The next issue for consideration is whether the applicant has been able to identify and concisely set out the specific elements of “general public importance” which he intends to rely on. The applicant has listed what he terms pertinent questions for consideration by the Supreme Court. We acknowledge that the Constitution of Kenya 2010 under Article 36(1) confers the right to freedom of association by every person as a fundamental human right. Also, Article 41 of the Constitution also provides that every worker has the right to form, join or participate in the activities and programmes of a trade union of their choice. Consequently, because this case may affect these fundamental freedoms, we are of the opinion that it is of general public importance. The case of Peter Oduor Ngoge v Francis Ole Kaparo & 5 others, Supreme court Petition No. 2 of 2012  eKLR requires the Supreme Court's examination must have undergone examination in all lower courts which we hereby confirm. Further, we note that the present application alleges that the instant application has been occasioned by a state of uncertainty in law arising from contradictory precedents.
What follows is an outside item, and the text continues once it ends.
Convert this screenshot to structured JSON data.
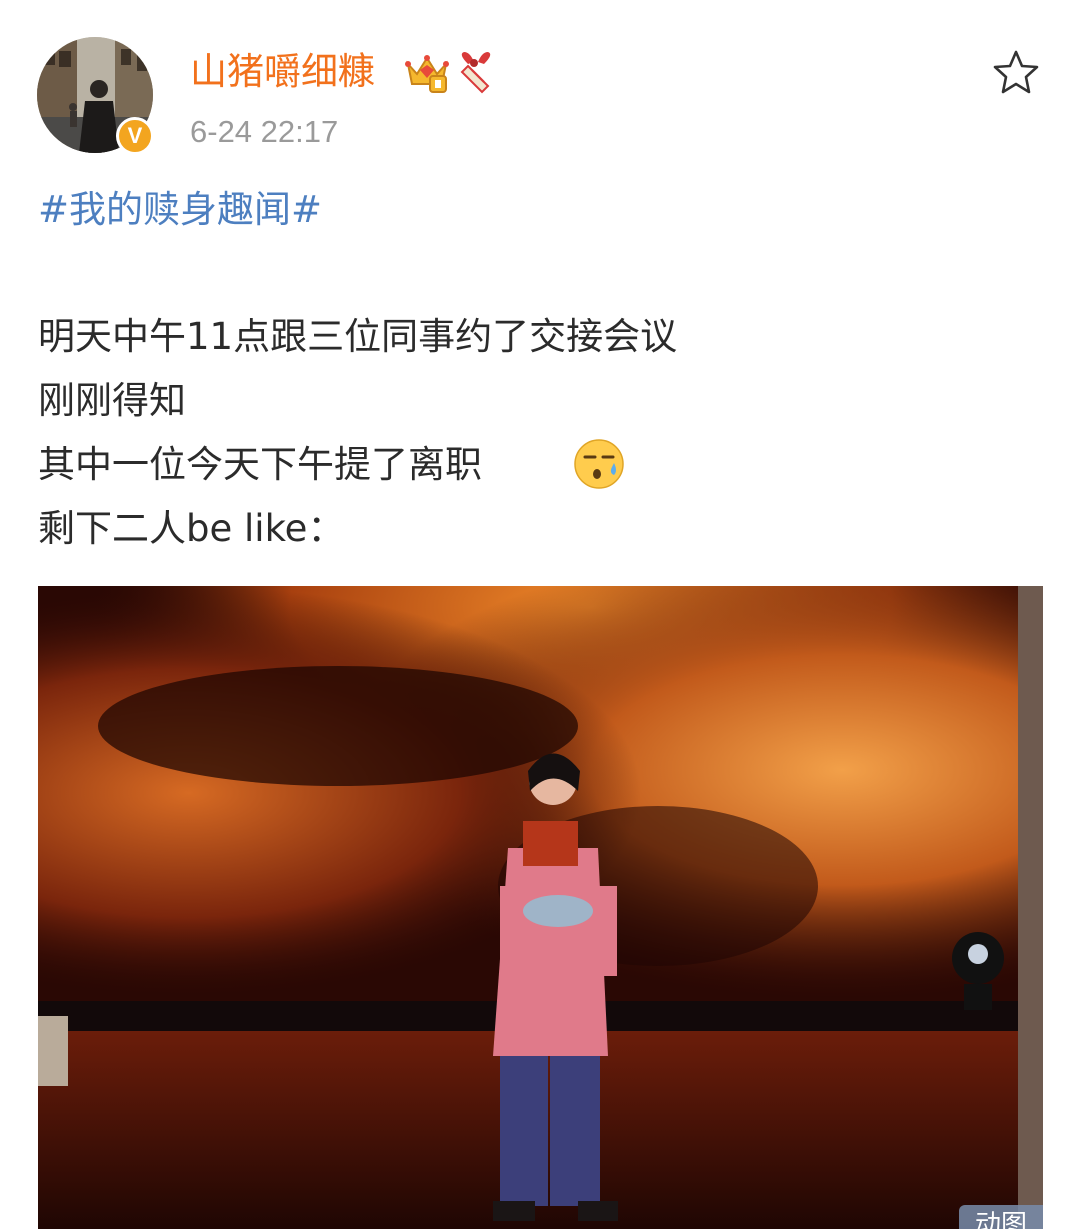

We have analyzed the Notice of Motion and the affidavit in support of the application and hold that the intending appellant has met his obligation to identify and concisely set out the specific elements of "general public importance" which he attributes to the matter for which certification is sought. Counsel for the applicant outlined clearly that the decision shall affect the labour movement, the workforce and the economy if the parameters of registration of trade unions are not set right. In Hassan Ali Joho & Another v Suleiman Said Shahbal & 2 Others, Supreme Court Petition No. 10 of 2013  eKLR at para 52, it is stated that an appeal to the Supreme Court within the terms of Article 163 (4) should be founded on cogent issues of constitutional controversy. The applicant has demonstrated to our satisfaction that he intends to challenge the interpretation or application of any specific provision in the Constitution and has demonstrated how the issues that were before the High Court and the Court of Appeal became matters within the ambit of Article 163 (4) of the Constitution. The Supreme Court in Peter Oduor Ngoge v Francis Ole Kaparo & 5 others (supra) stated that a petitioner must rationalize the transmutation of the issue in contention from an ordinary subject of leave to appeal, to a meritorious theme involving the interpretation or application of the Constitution, such that it becomes a matter as of right falling within the appellate jurisdiction of the Supreme Court. In the instant case, the applicant has established that this Court's reasoning and conclusions in Nairobi Civil Appeal No.141 of 2014 delivered by Hon. Justice Philip Waki, Onesmus Githinji and Patrick Kiage dated 12th May2017 can properly be issues of constitutional interpretation or application, for which under Article 143(4) (a) of the Constitution no leave would be required. In totality, however, we are satisfied that the threshold in Article 143(4) (b) has been met.
For the foregoing reasons, it is our considered view that the present application has met the test established in the Hermanus Steyn case by reason that it has demonstrated to the Court's satisfaction the existence of specific elements of general public importance which are attributed to this matter, and we therefore certify the same.
Dated and delivered at Nairobi this 23rd day if February, 2018
JUDGE OF APPEAL
JUDGE OF APPEAL
A. K. MURGOR
JUDGE OF APPEAL
I certify that this is a true
copy of the original.